Naturally, in our elementary math curriculum we do not directly address income and wealth with students, but we do discuss things like dividing up pieces of a pie. They have strong opinions about eating pie, just as we adults have strong opinions about sharing pieces of the economic pie.
Since we can divide any pie into infinite numbers of pieces, I'd like to ask, Why one percent versus ninety-nine? Where is the line? How do we define (point fingers at, or enter) the top 1%?
The following example data is very rough and rounded to the nearest even number. It was outlined by a professional pie slicer. If you have ever cut an apple pie into sections, you know that the crust may break, the filling ooze out, or an apple segment get snatched away by your brother. So it is in economics - there is no perfect line.
If you expect to qualify for the 1% using your earned income, you need about $300,00-$400,000 per year. (The average American family has about $55,000 of income.) You are probably a doctor, lawyer, upper level manager or executive, car dealer, or successful business owner. You've worked hard for 20-40 years, been promoted and invested wisely so your investments produce income.
If you prefer to enter the 1% using your accumulated (or inherited) wealth, you need more than one million dollars. Take all that you own, subtract what you owe, and place yourself in the ranks according to the following scale:
- top 1.0% with $1.2 million
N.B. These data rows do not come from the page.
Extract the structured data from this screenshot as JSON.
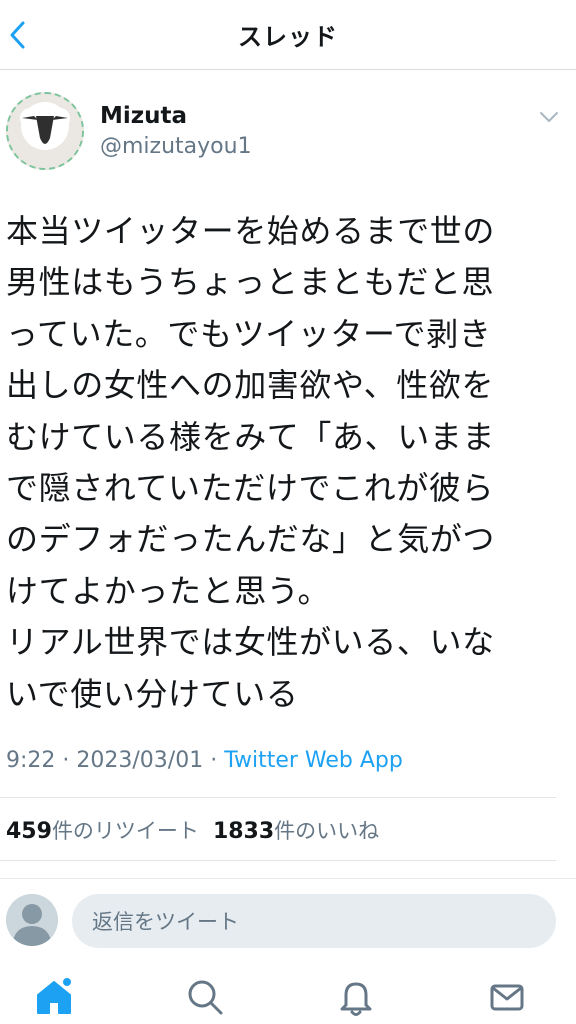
{
  "header": {
    "title": "スレッド"
  },
  "author": {
    "name": "Mizuta",
    "handle": "@mizutayou1"
  },
  "tweet": {
    "lines": [
      "本当ツイッターを始めるまで世の",
      "男性はもうちょっとまともだと思",
      "っていた。でもツイッターで剥き",
      "出しの女性への加害欲や、性欲を",
      "むけている様をみて「あ、いまま",
      "で隠されていただけでこれが彼ら",
      "のデフォだったんだな」と気がつ",
      "けてよかったと思う。",
      "リアル世界では女性がいる、いな",
      "いで使い分けている"
    ],
    "time": "9:22",
    "date": "2023/03/01",
    "source": "Twitter Web App"
  },
  "stats": {
    "retweets_count": "459",
    "retweets_label": "件のリツイート",
    "likes_count": "1833",
    "likes_label": "件のいいね"
  },
  "reply": {
    "placeholder": "返信をツイート"
  },
  "colors": {
    "accent": "#1da1f2",
    "secondary_text": "#657786",
    "primary_text": "#14171a"
  },
  "tabs": [
    {
      "icon": "home-icon",
      "has_badge": true
    },
    {
      "icon": "search-icon"
    },
    {
      "icon": "bell-icon"
    },
    {
      "icon": "envelope-icon"
    }
  ]
}
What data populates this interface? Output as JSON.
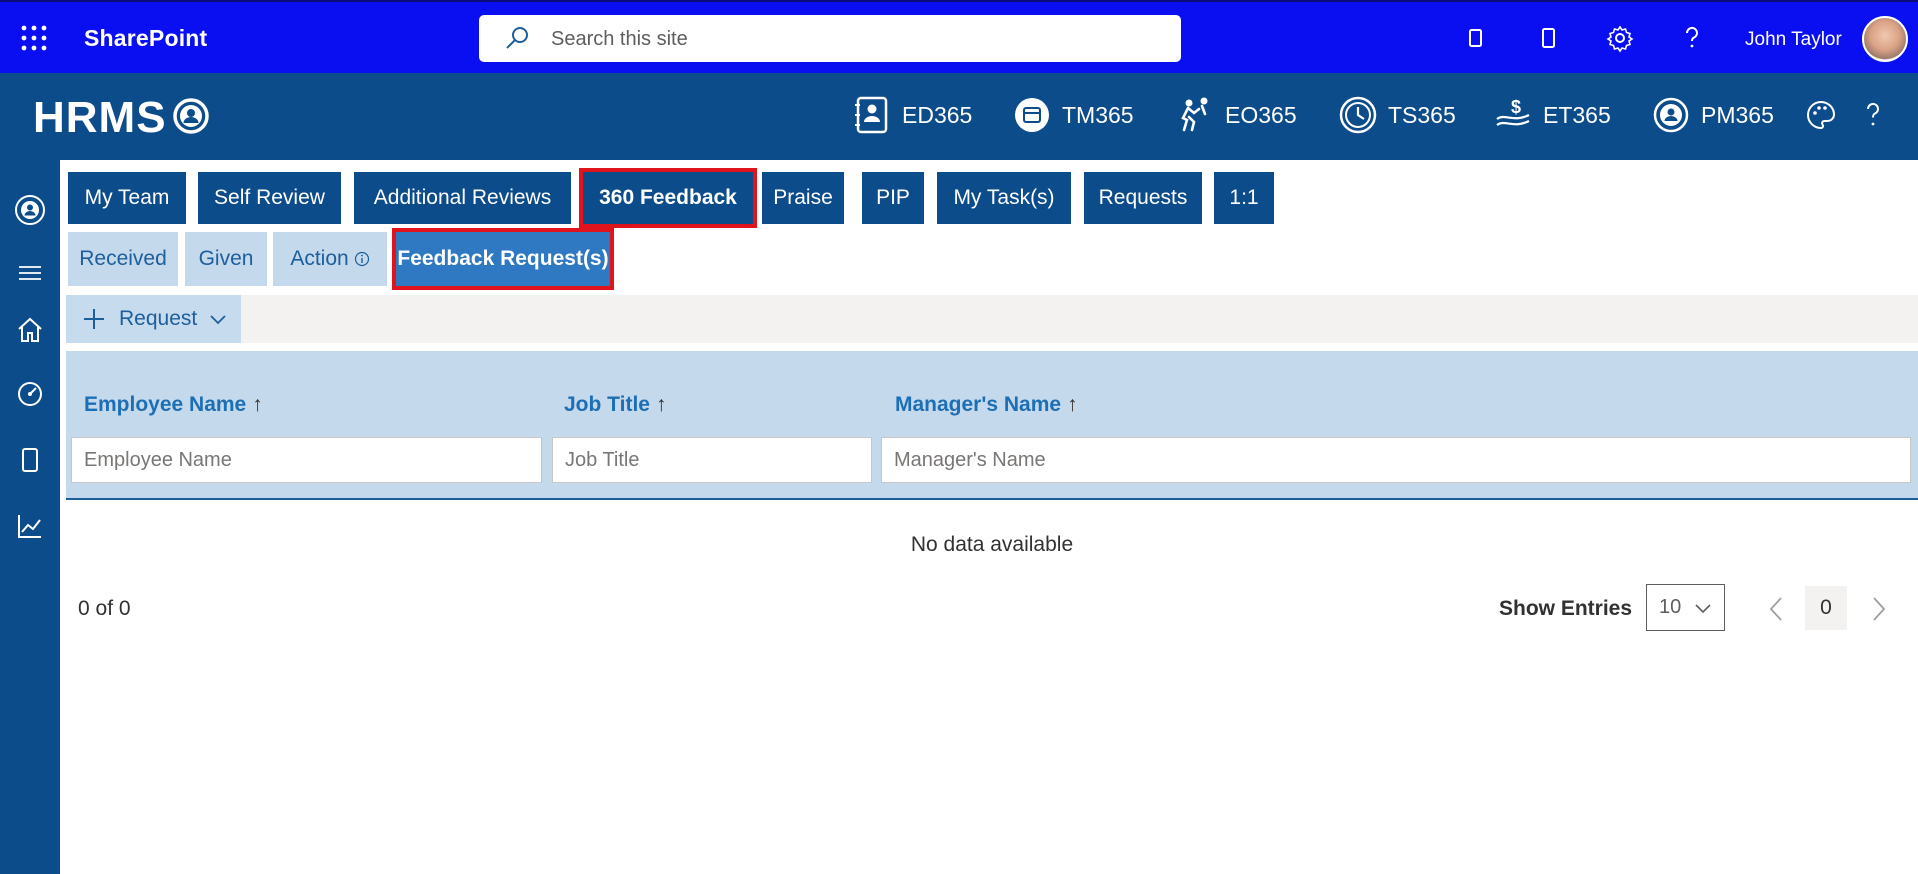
{
  "suitebar": {
    "title": "SharePoint",
    "search_placeholder": "Search this site",
    "user_name": "John Taylor",
    "icons": [
      "waffle-icon",
      "search-icon",
      "document-icon",
      "tablet-icon",
      "gear-icon",
      "help-icon"
    ],
    "bg_color": "#0a0ff2"
  },
  "appbar": {
    "logo": "HRMS",
    "apps": [
      {
        "label": "ED365",
        "icon": "employee-directory-icon"
      },
      {
        "label": "TM365",
        "icon": "calendar-chat-icon"
      },
      {
        "label": "EO365",
        "icon": "onboarding-icon"
      },
      {
        "label": "TS365",
        "icon": "clock-icon"
      },
      {
        "label": "ET365",
        "icon": "expense-icon"
      },
      {
        "label": "PM365",
        "icon": "performance-icon"
      }
    ],
    "bg_color": "#0d4c8b"
  },
  "rail": {
    "icons": [
      "profile-icon",
      "menu-icon",
      "home-icon",
      "dashboard-icon",
      "document-icon",
      "chart-icon"
    ]
  },
  "tabs": [
    {
      "label": "My Team"
    },
    {
      "label": "Self Review"
    },
    {
      "label": "Additional Reviews"
    },
    {
      "label": "360 Feedback",
      "active": true
    },
    {
      "label": "Praise"
    },
    {
      "label": "PIP"
    },
    {
      "label": "My Task(s)"
    },
    {
      "label": "Requests"
    },
    {
      "label": "1:1"
    }
  ],
  "subtabs": [
    {
      "label": "Received"
    },
    {
      "label": "Given"
    },
    {
      "label": "Action"
    },
    {
      "label": "Feedback Request(s)",
      "active": true
    }
  ],
  "command": {
    "request_label": "Request"
  },
  "table": {
    "columns": [
      {
        "label": "Employee Name",
        "sort": "↑",
        "placeholder": "Employee Name"
      },
      {
        "label": "Job Title",
        "sort": "↑",
        "placeholder": "Job Title"
      },
      {
        "label": "Manager's Name",
        "sort": "↑",
        "placeholder": "Manager's Name"
      }
    ],
    "empty_text": "No data available"
  },
  "pagination": {
    "count_text": "0 of 0",
    "show_entries_label": "Show Entries",
    "entries_value": "10",
    "current_page": "0"
  },
  "colors": {
    "accent": "#0d4c8b",
    "highlight_border": "#e0141c",
    "subtab_bg": "#c5d9ec",
    "active_subtab_bg": "#2f78c2"
  }
}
- top 0.5% with $2.0 million
- top 0.25% with $3.0 million
- top 0.10% with $5.0 million
- top 0.01% with $25 million
Eventually the percentages at the top get so small that they're unmeasurable. The LA Times said recently that the six family members who have inherited Sam Walton's estate now have about $90 billion between them - about as much of the whole pie as the bottom 30% of Americans. That doesn't make them bad people, by the way, nor does it mean you will never see them walking down a street in your neighborhood.
|House near San Diego, former home of the richest woman in the world|
For very detailed discussions accumulating wealth, see the Who Rules America website. I am indebted to them for some of the thoughts here, as well as Jack Bogle (formerly with Vanguard).